According to the comptroller, as of last October, the intergovernmental steering committee on the issue still had not articulated a national coherent strategy to unite all of the disparate agencies’ efforts.

Englman, who is currently first vice president of EUROSAI, a global network of countries’ ombudsmen, said the international guidance on combating victimization of minors was that a national strategy is critical to success.

From a survey of the Health Behavior in School-aged Children (HBSC) agency in 2019, 70% of those minors surveyed who were harmed through social media did not report the incident to anyone.

Since 1982, HBSC, affiliated with the World Health Organization, has been a pioneer cross-national study gaining insight into young people’s well-being, health behaviors and social context.

A 2019 survey by the Public Security Ministry found that 41% of minors surveyed had never heard of the 105 helpline and task force.

According to a survey by the Comptroller’s Office last July, 51% of parents surveyed had never heard of the 105 helpline and task force.

Another side of the report related to the Arab-Israeli sector, which constituted 10% of the complaints, according to the report. Despite representing 10% of callers, as of last August, no one on the helpline spoke Arabic, it said.

To address the issue, the helpline has drafted temporary Arabic-speaking volunteers from the broader police force or from the Education Ministry and, as of last November, one helpline worker was undergoing Arabic-language training.

“[The 105 helpline] is lacking the basic technological tools necessary to help minors, which is unacceptable,” the Israel National Council for the Child said.

The weakness in Arabic intake was problematic, the report said.
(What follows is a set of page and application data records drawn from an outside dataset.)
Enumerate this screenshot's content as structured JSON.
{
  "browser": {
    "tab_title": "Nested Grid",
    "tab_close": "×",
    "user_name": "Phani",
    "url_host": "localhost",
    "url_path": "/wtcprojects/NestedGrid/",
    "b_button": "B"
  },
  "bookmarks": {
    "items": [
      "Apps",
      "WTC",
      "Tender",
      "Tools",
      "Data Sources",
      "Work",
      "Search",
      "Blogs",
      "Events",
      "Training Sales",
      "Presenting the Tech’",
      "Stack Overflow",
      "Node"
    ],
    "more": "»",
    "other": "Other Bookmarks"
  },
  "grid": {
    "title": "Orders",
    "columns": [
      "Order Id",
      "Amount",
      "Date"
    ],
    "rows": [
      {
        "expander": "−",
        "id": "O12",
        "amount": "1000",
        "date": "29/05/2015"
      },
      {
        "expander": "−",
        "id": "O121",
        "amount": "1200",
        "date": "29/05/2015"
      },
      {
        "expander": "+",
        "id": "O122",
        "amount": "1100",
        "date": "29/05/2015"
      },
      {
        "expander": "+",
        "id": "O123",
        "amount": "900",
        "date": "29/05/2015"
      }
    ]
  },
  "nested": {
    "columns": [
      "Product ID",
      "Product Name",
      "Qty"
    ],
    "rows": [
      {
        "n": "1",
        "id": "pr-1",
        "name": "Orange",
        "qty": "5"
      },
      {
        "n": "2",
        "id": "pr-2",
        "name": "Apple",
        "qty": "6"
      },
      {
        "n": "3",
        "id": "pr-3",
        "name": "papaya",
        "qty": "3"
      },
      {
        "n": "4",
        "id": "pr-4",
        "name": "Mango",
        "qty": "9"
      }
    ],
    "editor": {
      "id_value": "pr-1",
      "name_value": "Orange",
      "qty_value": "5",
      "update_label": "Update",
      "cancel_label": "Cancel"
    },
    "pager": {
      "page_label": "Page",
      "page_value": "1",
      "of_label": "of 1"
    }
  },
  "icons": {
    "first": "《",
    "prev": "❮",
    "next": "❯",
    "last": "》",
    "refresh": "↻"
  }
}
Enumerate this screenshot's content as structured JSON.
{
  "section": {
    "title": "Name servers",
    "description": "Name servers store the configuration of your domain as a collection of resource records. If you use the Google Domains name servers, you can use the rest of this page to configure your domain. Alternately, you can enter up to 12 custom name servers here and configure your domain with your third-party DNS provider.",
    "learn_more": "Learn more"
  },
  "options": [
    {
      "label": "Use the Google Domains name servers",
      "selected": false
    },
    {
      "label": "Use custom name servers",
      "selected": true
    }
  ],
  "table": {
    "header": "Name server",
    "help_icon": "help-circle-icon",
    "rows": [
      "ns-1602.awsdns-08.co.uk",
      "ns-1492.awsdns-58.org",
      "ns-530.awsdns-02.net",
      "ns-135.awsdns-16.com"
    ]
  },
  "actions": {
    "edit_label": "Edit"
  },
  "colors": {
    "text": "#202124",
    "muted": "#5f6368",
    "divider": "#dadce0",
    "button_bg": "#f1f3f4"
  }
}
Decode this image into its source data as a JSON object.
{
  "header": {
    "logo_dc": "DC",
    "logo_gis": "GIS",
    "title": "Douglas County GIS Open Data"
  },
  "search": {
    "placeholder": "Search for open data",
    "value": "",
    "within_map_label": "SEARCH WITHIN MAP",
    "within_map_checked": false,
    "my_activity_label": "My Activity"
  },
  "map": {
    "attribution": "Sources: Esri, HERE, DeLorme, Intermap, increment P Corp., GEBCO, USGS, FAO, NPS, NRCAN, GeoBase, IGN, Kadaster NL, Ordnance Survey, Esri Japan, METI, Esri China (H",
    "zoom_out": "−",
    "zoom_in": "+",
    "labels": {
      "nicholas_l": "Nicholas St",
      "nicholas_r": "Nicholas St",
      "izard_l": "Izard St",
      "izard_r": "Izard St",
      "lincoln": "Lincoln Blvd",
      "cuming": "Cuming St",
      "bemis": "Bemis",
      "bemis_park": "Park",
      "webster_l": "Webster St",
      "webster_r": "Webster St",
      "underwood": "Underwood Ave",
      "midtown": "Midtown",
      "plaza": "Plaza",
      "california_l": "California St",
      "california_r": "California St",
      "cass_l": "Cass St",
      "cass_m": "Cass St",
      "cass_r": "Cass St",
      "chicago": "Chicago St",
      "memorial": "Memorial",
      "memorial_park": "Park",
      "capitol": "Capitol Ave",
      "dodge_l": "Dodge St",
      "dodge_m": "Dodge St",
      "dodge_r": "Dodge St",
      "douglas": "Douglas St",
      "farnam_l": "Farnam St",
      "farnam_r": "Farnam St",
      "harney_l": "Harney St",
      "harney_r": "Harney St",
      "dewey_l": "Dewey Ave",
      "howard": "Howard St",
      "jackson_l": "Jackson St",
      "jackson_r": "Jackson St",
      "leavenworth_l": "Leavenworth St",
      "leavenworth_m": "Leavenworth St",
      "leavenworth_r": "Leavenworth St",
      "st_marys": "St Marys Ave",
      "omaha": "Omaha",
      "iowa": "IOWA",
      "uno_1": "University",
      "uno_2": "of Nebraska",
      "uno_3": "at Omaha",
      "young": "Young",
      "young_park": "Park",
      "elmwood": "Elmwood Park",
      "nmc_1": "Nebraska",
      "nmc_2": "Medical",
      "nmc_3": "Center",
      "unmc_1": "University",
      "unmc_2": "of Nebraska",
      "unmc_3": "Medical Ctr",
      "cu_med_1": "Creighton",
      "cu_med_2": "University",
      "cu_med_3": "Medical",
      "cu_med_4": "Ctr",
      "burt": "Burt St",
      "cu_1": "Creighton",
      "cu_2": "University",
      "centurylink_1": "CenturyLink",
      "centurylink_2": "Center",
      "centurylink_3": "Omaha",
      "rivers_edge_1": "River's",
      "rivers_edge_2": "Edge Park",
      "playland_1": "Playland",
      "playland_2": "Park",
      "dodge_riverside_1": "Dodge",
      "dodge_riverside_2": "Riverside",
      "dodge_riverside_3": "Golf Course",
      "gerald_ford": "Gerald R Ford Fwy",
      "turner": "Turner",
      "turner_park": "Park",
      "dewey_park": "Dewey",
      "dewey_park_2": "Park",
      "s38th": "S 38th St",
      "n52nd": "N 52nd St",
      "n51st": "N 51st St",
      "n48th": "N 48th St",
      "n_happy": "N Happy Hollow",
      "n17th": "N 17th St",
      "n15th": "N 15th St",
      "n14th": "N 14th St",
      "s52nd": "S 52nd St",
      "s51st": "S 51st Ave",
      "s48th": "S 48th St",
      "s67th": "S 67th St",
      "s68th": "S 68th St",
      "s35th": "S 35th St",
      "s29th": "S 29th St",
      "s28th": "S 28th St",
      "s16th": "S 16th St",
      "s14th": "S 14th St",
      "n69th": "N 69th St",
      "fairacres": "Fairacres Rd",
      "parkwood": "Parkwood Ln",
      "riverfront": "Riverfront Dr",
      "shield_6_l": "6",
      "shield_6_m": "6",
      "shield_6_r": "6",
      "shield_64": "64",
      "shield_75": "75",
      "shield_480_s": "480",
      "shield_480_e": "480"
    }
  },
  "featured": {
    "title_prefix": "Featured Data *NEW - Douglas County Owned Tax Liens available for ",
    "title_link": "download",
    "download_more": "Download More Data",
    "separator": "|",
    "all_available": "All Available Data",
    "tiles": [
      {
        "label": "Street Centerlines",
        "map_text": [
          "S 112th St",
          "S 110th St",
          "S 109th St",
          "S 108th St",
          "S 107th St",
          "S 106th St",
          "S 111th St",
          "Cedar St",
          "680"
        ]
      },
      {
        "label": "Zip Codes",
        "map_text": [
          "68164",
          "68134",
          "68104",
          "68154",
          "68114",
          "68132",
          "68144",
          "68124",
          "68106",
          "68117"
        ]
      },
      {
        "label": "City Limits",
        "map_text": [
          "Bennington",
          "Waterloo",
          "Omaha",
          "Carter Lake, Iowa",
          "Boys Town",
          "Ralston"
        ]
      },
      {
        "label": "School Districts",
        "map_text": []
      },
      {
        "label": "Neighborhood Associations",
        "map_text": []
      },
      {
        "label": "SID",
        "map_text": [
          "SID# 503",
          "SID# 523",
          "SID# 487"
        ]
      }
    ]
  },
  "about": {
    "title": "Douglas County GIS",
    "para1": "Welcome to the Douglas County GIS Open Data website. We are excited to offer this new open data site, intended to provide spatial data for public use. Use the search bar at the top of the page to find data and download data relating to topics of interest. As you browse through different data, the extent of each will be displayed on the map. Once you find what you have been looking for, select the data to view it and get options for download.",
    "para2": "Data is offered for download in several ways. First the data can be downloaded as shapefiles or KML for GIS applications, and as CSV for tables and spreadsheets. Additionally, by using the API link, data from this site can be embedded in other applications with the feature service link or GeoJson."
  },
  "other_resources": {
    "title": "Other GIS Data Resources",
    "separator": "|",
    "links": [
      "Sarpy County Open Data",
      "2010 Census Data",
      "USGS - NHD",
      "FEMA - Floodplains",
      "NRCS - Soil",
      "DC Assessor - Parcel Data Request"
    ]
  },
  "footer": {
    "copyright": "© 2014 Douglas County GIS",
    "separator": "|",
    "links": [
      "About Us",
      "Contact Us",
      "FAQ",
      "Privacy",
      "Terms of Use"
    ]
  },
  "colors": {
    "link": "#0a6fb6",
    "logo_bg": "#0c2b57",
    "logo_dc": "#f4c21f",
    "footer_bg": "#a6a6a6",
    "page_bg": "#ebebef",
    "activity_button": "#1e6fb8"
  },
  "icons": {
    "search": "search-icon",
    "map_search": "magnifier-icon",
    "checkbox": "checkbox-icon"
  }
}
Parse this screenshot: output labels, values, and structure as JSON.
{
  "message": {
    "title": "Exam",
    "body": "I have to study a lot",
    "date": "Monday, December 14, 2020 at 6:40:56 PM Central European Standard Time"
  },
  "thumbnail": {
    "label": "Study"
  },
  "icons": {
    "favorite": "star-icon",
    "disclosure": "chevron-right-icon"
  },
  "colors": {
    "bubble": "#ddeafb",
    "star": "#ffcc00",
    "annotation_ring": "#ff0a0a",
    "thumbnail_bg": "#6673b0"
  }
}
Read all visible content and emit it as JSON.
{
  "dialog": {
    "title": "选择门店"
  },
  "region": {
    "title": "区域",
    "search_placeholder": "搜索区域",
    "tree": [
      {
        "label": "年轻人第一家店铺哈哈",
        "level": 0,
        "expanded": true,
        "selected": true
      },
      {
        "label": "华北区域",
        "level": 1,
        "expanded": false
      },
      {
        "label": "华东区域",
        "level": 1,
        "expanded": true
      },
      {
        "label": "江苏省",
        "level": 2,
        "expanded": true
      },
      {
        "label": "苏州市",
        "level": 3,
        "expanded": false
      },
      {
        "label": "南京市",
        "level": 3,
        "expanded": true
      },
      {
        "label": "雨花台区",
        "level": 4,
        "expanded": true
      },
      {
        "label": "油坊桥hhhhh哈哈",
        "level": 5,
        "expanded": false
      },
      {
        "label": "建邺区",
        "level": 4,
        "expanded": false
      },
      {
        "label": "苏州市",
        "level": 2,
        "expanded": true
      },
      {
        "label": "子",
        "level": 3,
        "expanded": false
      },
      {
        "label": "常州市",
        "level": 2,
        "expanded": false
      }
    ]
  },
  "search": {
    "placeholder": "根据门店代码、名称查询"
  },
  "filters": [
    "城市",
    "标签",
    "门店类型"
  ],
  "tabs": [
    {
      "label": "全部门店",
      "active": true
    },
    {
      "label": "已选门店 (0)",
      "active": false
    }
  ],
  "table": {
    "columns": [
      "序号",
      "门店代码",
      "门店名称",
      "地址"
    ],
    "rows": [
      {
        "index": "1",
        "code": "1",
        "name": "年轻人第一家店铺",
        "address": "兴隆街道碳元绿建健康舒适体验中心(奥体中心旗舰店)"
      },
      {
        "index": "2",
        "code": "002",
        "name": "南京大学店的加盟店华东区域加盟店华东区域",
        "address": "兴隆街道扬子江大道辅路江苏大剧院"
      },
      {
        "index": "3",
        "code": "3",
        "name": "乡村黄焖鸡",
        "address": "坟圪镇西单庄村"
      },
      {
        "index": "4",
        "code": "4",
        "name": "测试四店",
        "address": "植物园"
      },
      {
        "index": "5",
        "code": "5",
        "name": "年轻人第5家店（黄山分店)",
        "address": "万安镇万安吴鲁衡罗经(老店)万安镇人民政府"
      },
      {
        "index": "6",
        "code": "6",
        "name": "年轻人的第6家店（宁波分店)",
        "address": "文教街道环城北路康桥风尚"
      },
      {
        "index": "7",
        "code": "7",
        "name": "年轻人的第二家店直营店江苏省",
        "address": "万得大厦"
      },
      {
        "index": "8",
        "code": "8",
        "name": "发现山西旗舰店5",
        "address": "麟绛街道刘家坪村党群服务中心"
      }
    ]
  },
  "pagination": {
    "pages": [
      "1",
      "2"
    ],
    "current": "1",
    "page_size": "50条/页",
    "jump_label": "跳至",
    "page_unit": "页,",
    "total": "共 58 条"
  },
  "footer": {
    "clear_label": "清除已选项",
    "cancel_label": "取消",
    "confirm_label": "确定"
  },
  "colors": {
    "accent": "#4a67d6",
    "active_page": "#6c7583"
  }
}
Calls from Arabic-speaking minors often included complaints that someone sent them sexual pictures or videos, or media that portrayed them in an immodest fashion, which could harm their social standing in the broadly conservative Arab sector, it said.

Forty-five percent of minors said they would prefer to file a complaint with the helpline using social media, though the helpline can only receive telephone complaints, the report said.

Some 56% of the complaints were categorized as involving criminal issues, and most of them were referred to the police, but there was not an exact count, Englman said.

In fact, no one followed up between the helpline and the police investigations division to trace the progress and developments in the cases, he added.

Of the limited tracking of cases the 105 task force referred for police criminal investigations, 441 out of 1,704 were quickly closed as economic disputes lacking a basis for a full criminal probe. This occurred even though an official who was part of the 105 task force had performed an initial evaluation of the complaint and found that there were suspicions of criminality, the report said.

In addition, it appeared that police investigations officials closed referrals from the 105 task force as often – just over 70% of the time – as complaints that came in off the street and had not undergone any vetting, it said.

In August 2020, the 105 helpline received an additional budget of NIS 2.7 million to update its technological devices in the office to a better standard. However, it took too long for this budget to be allocated, and the 105 helpline is still technologically deficient, the report said.

Jerusalem Post Staff contributed to this report.